Nana (left) gets her birth control implant checked by Dr. Jean Rangomana during the Marie Stopes International mobile clinic in Besakoa, Madagascar, on April 9, 2018. Abortion is illegal under all circumstances in Madagascar, and Trump administration policies led to shortages of birth control there, health workers say.

BESAKOA, MADAGASCAR – APRIL 9:
Nana, left, gets her birth control implant checked by Dr. Jean Rangomana during the Marie Stopes International mobile clinic in Besakoa, Madagascar on April 9, 2018. He estimated that he would see at least 50 women seeking family planning during the clinic that day.

She has two children and recently got a birth control implant, which is effective for three years, from one of Marie Stopes International’s mobile clinics. She said that she was surprised, but happy about the first pregnancy. However, the second pregnancy scared her. She is a single mom who cultivates cassava. “I’m not married so I don’t have anyone to help me raise my child,” she said. “I think I am too old and have been single too long [to get married].” “Some people are sad, but it is hard to help me,” she said of being a single mom. “They are sad about how I will raise my kids without a man to get food and clothes.”

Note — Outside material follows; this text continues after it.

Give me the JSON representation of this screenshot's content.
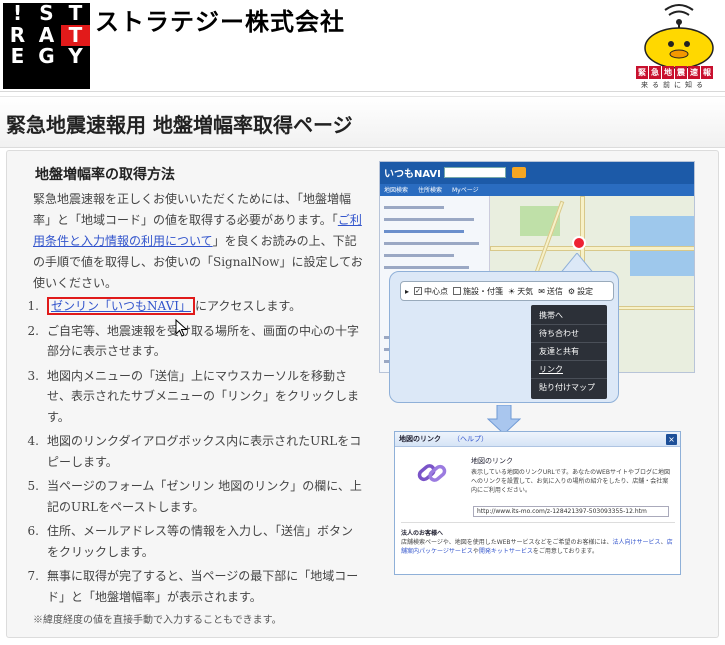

Nana came to this clinic to get a check-up. Because she was the first in Betsingilo to get the implant, she has helped ease other women’s concerns about the potential pain and side effects of getting the implant. She said she was able to go right back to working in her field after its insertion. Nana has only one name.
(Photo by Carolyn Van Houten/The Washington Post via Getty Images)